Tchaikovsky: Piano Sonata in C-sharp minor, Op. 80 (1865)
Written during the very early stage of his career, it in not surprising that this Piano Sonata was published posthumously in 1900. As we might reasonably expect from a student work, it hardly sets the musical world afire, yet it certainly offers glimpses of musical marvels to come. Expanding his stylistic and emotional range, Tchaikovsky embarked on a series of musical explorations that sought its aesthetic or narrative from an external source. His first tone poem Fatum written in late 1868 takes some musical and orchestral elements from Franz Liszt and Richard Wagner, but according to the composer, “the programme was too personal to disclose.” Curiously, for the first performance, Tchaikovsky allowed a friend to attach verses by Konstantin Batyushkov, before the friend ever heard the music. The epitaph attracted harsh criticism, and Tchaikovsky destroyed the full score after the first performance. After his death, the work was reconstructed from the surviving orchestral parts and published as Op. 77.
Tchaikovsky: Fatum, Op. 77 (1868)
Tchaikovsky was not merely concerned with the expressive and stylistic qualities of his composition, but intensely focused on musical craftsmanship.
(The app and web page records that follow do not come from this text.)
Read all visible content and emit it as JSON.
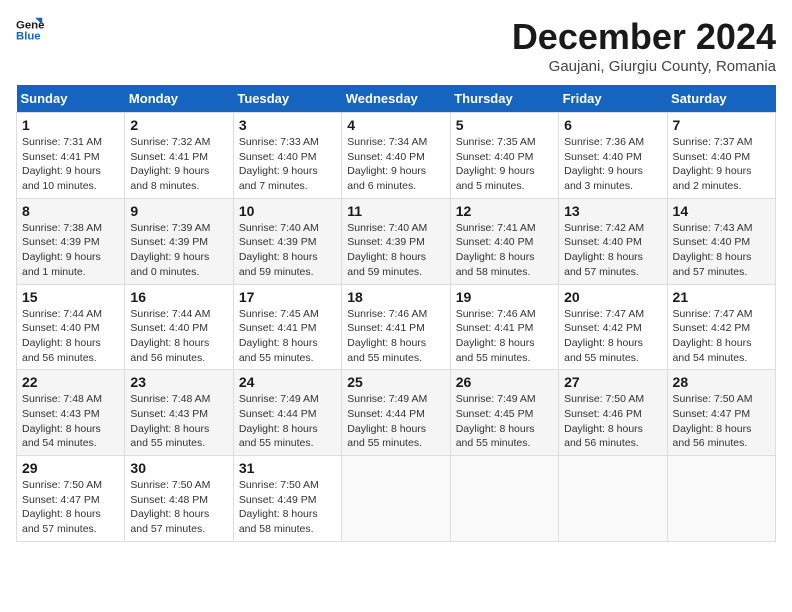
{
  "logo": {
    "line1": "General",
    "line2": "Blue"
  },
  "title": "December 2024",
  "subtitle": "Gaujani, Giurgiu County, Romania",
  "days_of_week": [
    "Sunday",
    "Monday",
    "Tuesday",
    "Wednesday",
    "Thursday",
    "Friday",
    "Saturday"
  ],
  "weeks": [
    [
      {
        "day": "1",
        "info": "Sunrise: 7:31 AM\nSunset: 4:41 PM\nDaylight: 9 hours\nand 10 minutes."
      },
      {
        "day": "2",
        "info": "Sunrise: 7:32 AM\nSunset: 4:41 PM\nDaylight: 9 hours\nand 8 minutes."
      },
      {
        "day": "3",
        "info": "Sunrise: 7:33 AM\nSunset: 4:40 PM\nDaylight: 9 hours\nand 7 minutes."
      },
      {
        "day": "4",
        "info": "Sunrise: 7:34 AM\nSunset: 4:40 PM\nDaylight: 9 hours\nand 6 minutes."
      },
      {
        "day": "5",
        "info": "Sunrise: 7:35 AM\nSunset: 4:40 PM\nDaylight: 9 hours\nand 5 minutes."
      },
      {
        "day": "6",
        "info": "Sunrise: 7:36 AM\nSunset: 4:40 PM\nDaylight: 9 hours\nand 3 minutes."
      },
      {
        "day": "7",
        "info": "Sunrise: 7:37 AM\nSunset: 4:40 PM\nDaylight: 9 hours\nand 2 minutes."
      }
    ],
    [
      {
        "day": "8",
        "info": "Sunrise: 7:38 AM\nSunset: 4:39 PM\nDaylight: 9 hours\nand 1 minute."
      },
      {
        "day": "9",
        "info": "Sunrise: 7:39 AM\nSunset: 4:39 PM\nDaylight: 9 hours\nand 0 minutes."
      },
      {
        "day": "10",
        "info": "Sunrise: 7:40 AM\nSunset: 4:39 PM\nDaylight: 8 hours\nand 59 minutes."
      },
      {
        "day": "11",
        "info": "Sunrise: 7:40 AM\nSunset: 4:39 PM\nDaylight: 8 hours\nand 59 minutes."
      },
      {
        "day": "12",
        "info": "Sunrise: 7:41 AM\nSunset: 4:40 PM\nDaylight: 8 hours\nand 58 minutes."
      },
      {
        "day": "13",
        "info": "Sunrise: 7:42 AM\nSunset: 4:40 PM\nDaylight: 8 hours\nand 57 minutes."
      },
      {
        "day": "14",
        "info": "Sunrise: 7:43 AM\nSunset: 4:40 PM\nDaylight: 8 hours\nand 57 minutes."
      }
    ],
    [
      {
        "day": "15",
        "info": "Sunrise: 7:44 AM\nSunset: 4:40 PM\nDaylight: 8 hours\nand 56 minutes."
      },
      {
        "day": "16",
        "info": "Sunrise: 7:44 AM\nSunset: 4:40 PM\nDaylight: 8 hours\nand 56 minutes."
      },
      {
        "day": "17",
        "info": "Sunrise: 7:45 AM\nSunset: 4:41 PM\nDaylight: 8 hours\nand 55 minutes."
      },
      {
        "day": "18",
        "info": "Sunrise: 7:46 AM\nSunset: 4:41 PM\nDaylight: 8 hours\nand 55 minutes."
      },
      {
        "day": "19",
        "info": "Sunrise: 7:46 AM\nSunset: 4:41 PM\nDaylight: 8 hours\nand 55 minutes."
      },
      {
        "day": "20",
        "info": "Sunrise: 7:47 AM\nSunset: 4:42 PM\nDaylight: 8 hours\nand 55 minutes."
      },
      {
        "day": "21",
        "info": "Sunrise: 7:47 AM\nSunset: 4:42 PM\nDaylight: 8 hours\nand 54 minutes."
      }
    ],
    [
      {
        "day": "22",
        "info": "Sunrise: 7:48 AM\nSunset: 4:43 PM\nDaylight: 8 hours\nand 54 minutes."
      },
      {
        "day": "23",
        "info": "Sunrise: 7:48 AM\nSunset: 4:43 PM\nDaylight: 8 hours\nand 55 minutes."
      },
      {
        "day": "24",
        "info": "Sunrise: 7:49 AM\nSunset: 4:44 PM\nDaylight: 8 hours\nand 55 minutes."
      },
      {
        "day": "25",
        "info": "Sunrise: 7:49 AM\nSunset: 4:44 PM\nDaylight: 8 hours\nand 55 minutes."
      },
      {
        "day": "26",
        "info": "Sunrise: 7:49 AM\nSunset: 4:45 PM\nDaylight: 8 hours\nand 55 minutes."
      },
      {
        "day": "27",
        "info": "Sunrise: 7:50 AM\nSunset: 4:46 PM\nDaylight: 8 hours\nand 56 minutes."
      },
      {
        "day": "28",
        "info": "Sunrise: 7:50 AM\nSunset: 4:47 PM\nDaylight: 8 hours\nand 56 minutes."
      }
    ],
    [
      {
        "day": "29",
        "info": "Sunrise: 7:50 AM\nSunset: 4:47 PM\nDaylight: 8 hours\nand 57 minutes."
      },
      {
        "day": "30",
        "info": "Sunrise: 7:50 AM\nSunset: 4:48 PM\nDaylight: 8 hours\nand 57 minutes."
      },
      {
        "day": "31",
        "info": "Sunrise: 7:50 AM\nSunset: 4:49 PM\nDaylight: 8 hours\nand 58 minutes."
      },
      {
        "day": "",
        "info": ""
      },
      {
        "day": "",
        "info": ""
      },
      {
        "day": "",
        "info": ""
      },
      {
        "day": "",
        "info": ""
      }
    ]
  ]
}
He had little to say about the inspiration behind his third symphony, composed quickly between June and August 1875.
Tchaikovsky: Symphony No. 3 in D major, Op. 29 “Polish”
The process of working out a composition has rightfully been likened to psychological therapy. If ever there is proof to this assertion, we need to look no further than Tchaikovsky’s Violin Concerto. After the completion of his Fourth Symphony and the nervous breakdown caused by his disastrous marriage, Tchaikovsky escaped to the Swiss resort town of Clarens and into the arms of his compositions student Yosif Kotek. And while we might expect a work clothed in a drama and heartbreak, the violin concerto reveals no sense of anguish or struggle whatsoever. Tchaikovsky actually wrote about the new piece: “The first movement of the Violin Concerto is ready; tomorrow I begin the second. From the day I began to write it a favorable mood has not left me. In such a spiritual state composition loses all aspects of labour—it is a continuous delight.” Both Kotek and Tchaikovsky’s brother Modest were dissatisfied with the original slow movement and asked him to rewrite it. Tchaikovsky replaced it with the “Canzonetta,” supposedly written in a single day. Happy days indeed!
Tchaikovsky: Violin Concerto, Op. 35